When Alabama native Charles Chandler experienced involuntary termination at his church in Virginia he wrestled with the fact he was 58 years old and “less marketable” as a prospect for another pulpit. He found few resources to help him deal with these issues and began to dream of an organization that would offer help to ministers in crisis. That’s the motivation that helped him create Ministering to Ministers Foundation (MTM), and through that, the Healthy Transitions Wellness Retreat.
The 131st retreat was held at Samford University in Birmingham in early July.
Chandler said his dream was latent for many years. As president of the Illinois Baptist Convention he received many calls from pastors in difficulty who needed advice, and later in Richmond, Virginia, he partnered with a director of missions to visit congregations in turmoil and offer mediation.
“I developed empathy for hurting pastors many years ago,” Chandler said, “so I suppose God planted the seed for a new ministry long before I needed it myself.”
Chandler said a number of things have changed in his 22 years at the helm of MTM.
“Early on I’d search for pastors who needed help and phone them with invitations to our retreats,” he said. “Now the Internet has revolutionized this process and we also get many referrals from others who’ve benefited from this ministry.”
The basic format of the five-day retreat has remained the same, with some minor changes, Chandler explained. The core group is limited to 12–15 participants who share their crisis stories and engage in intensive individual and group therapy. Participants hear from numerous experts including an attorney, a job counselor, a physical fitness instructor and spiritual leaders. Clinical psychologist Dr. Beverley Buston served as resident therapist at this year’s event.
Control issues, people skills
Chandler said the two most oft-cited reasons for pastor-church conflict have remained the same for many years: control issues and people skills. And he believes in many ways these issues are currently more pronounced than ever before.
“We find a corporate mentality in many churches,” he said. “The pastor is expected to function like a CEO. He runs the organizational machinery and grows the organization. If either doesn’t materialize, the pastor can be expendable. But most pastors aren’t trained to be CEOs and they find themselves very frustrated.
“If a pastor provides leadership, he is a change agent and change brings conflict. But there’s conflict also if the pastor doesn’t provide leadership. I’ve always believed the pastor is to cast a vision, but he must ask the people to help him shape and carry (it) out.”

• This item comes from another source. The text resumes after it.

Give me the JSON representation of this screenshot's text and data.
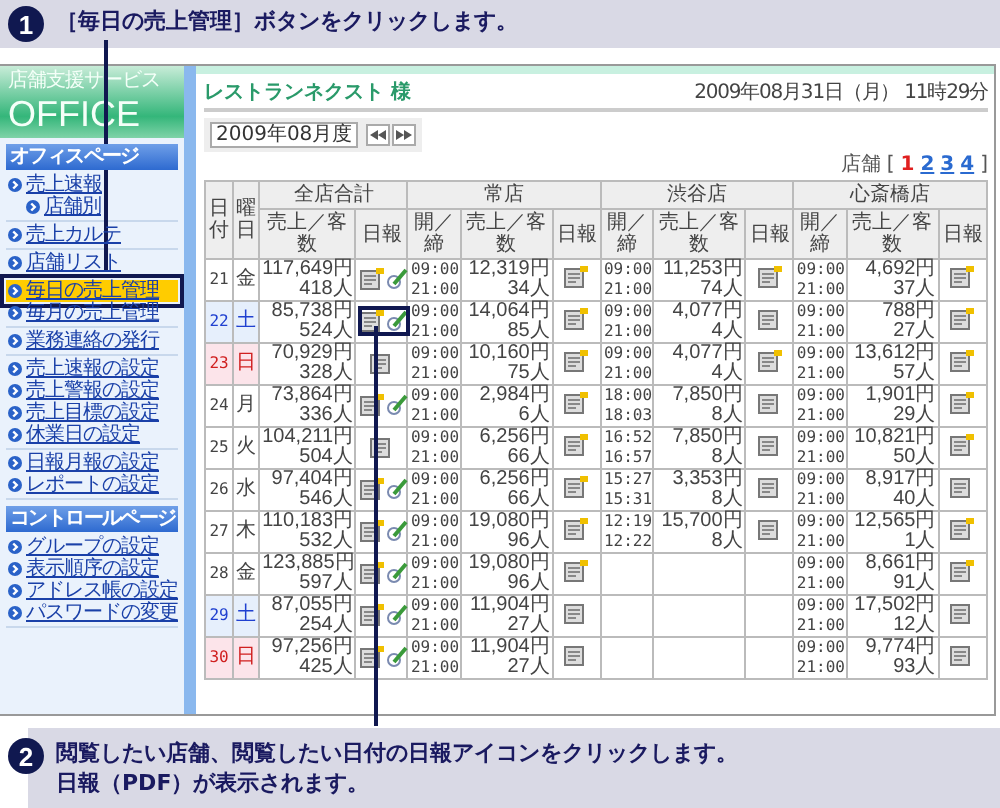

Lack of direction
A participant at the recent retreat, Bill, said he moved his family from Florida to Virginia to begin a new ministry in 2015. His position, however, was terminated 11 months later. Several influential members of his congregation complained to the general superintendent who, in Bill’s denomination, has the authority to fire pastors.

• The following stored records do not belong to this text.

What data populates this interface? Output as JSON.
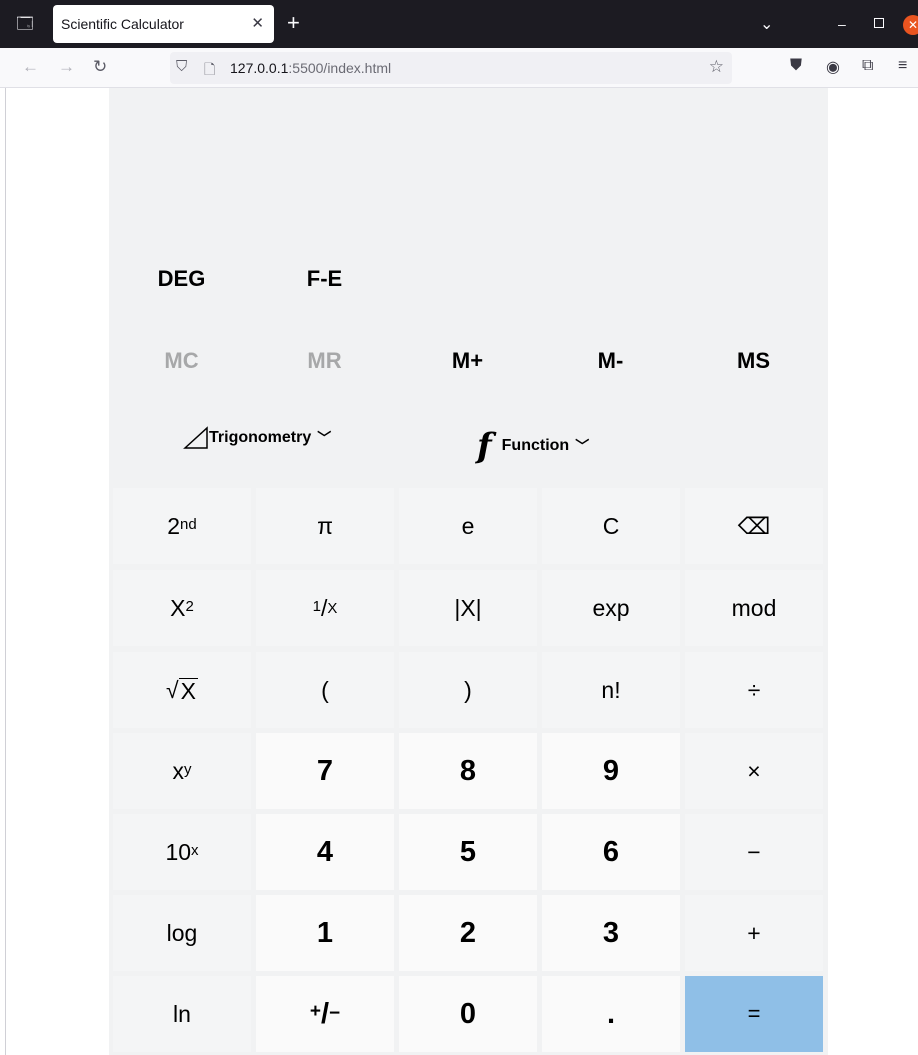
{
  "browser": {
    "tab_title": "Scientific Calculator",
    "url_host": "127.0.0.1",
    "url_rest": ":5500/index.html"
  },
  "calculator": {
    "display": "",
    "modes": [
      "DEG",
      "F-E"
    ],
    "memory": [
      {
        "label": "MC",
        "enabled": false
      },
      {
        "label": "MR",
        "enabled": false
      },
      {
        "label": "M+",
        "enabled": true
      },
      {
        "label": "M-",
        "enabled": true
      },
      {
        "label": "MS",
        "enabled": true
      }
    ],
    "dropdowns": {
      "trigonometry": "Trigonometry",
      "function": "Function",
      "function_icon": "f"
    },
    "keys": {
      "second_base": "2",
      "second_sup": "nd",
      "pi": "π",
      "e": "e",
      "clear": "C",
      "backspace": "⌫",
      "square_base": "X",
      "square_sup": "2",
      "reciprocal_sup": "1",
      "reciprocal_mid": "/",
      "reciprocal_sub": "X",
      "abs": "|X|",
      "exp": "exp",
      "mod": "mod",
      "sqrt_sign": "√",
      "sqrt_arg": "X",
      "lparen": "(",
      "rparen": ")",
      "factorial": "n!",
      "divide": "÷",
      "power_base": "x",
      "power_sup": "y",
      "seven": "7",
      "eight": "8",
      "nine": "9",
      "multiply": "×",
      "ten_pow_base": "10",
      "ten_pow_sup": "x",
      "four": "4",
      "five": "5",
      "six": "6",
      "minus": "−",
      "log": "log",
      "one": "1",
      "two": "2",
      "three": "3",
      "plus": "+",
      "ln": "ln",
      "negate_sup": "+",
      "negate_mid": "/",
      "negate_sub": "−",
      "zero": "0",
      "decimal": ".",
      "equals": "="
    }
  }
}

“The search group told me ‘all we need is a leader,’ and I believed them,” he said. “But my leadership created some issues. I really don’t think my key leaders wanted to try anything new in order to grow the church.”
He said the retreat offered him encouragement.
“It’s the ‘camaraderie of the terminated,’” he said with a smile. “We find we’re not alone. I needed someone to talk to. And the leaders helped me learn that I could’ve handled things much better than I did.”
Chandler said retreat participants, like Bill, make new friends and many stay in contact as a support group.
“This is one reason we’ve found a five-day event away from home is good for ministers and spouses,” Chandler said.
He said MTM surveys find that about two-thirds of retreat participants go back into full-time vocational ministry. Others move to a nonministry vocation where many have opportunity to do part-time ministry. Chandler is in the latter group having served as bi-vocational pastor during his tenure at MTM.
Chandler grew up in a pastor’s home and has deep roots in Alabama. In addition to his father serving churches in Centre, Gadsden, Jacksonville and Bessemer, his great-great grandfather, Philip Sieber, founded Calhoun Baptist Association in 1834 and served as its first director of missions. And Chandler’s brother, Harold, served as director of missions for Calhoun and Madison Baptist associations before his retirement.
For more information on MTM, visit mtmfoundation.org.